[Requirement] All of the data below should be written out exactly.

[Available data]
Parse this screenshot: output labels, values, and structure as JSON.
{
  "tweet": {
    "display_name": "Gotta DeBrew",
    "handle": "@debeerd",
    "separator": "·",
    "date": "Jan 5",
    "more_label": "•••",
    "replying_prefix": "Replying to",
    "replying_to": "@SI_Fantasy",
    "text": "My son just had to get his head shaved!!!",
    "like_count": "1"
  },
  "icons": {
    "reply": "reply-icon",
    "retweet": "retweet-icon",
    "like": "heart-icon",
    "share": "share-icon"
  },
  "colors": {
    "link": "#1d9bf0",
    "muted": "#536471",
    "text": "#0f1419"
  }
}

[Solved problem]
Parse this screenshot: output labels, values, and structure as JSON.
{
  "tweet": {
    "display_name": "Gotta DeBrew",
    "handle": "@debeerd",
    "separator": "·",
    "date": "Jan 5",
    "more_label": "•••",
    "replying_prefix": "Replying to",
    "replying_to": "@SI_Fantasy",
    "text": "My son just had to get his head shaved!!!",
    "like_count": "1"
  },
  "icons": {
    "reply": "reply-icon",
    "retweet": "retweet-icon",
    "like": "heart-icon",
    "share": "share-icon"
  },
  "colors": {
    "link": "#1d9bf0",
    "muted": "#536471",
    "text": "#0f1419"
  }
}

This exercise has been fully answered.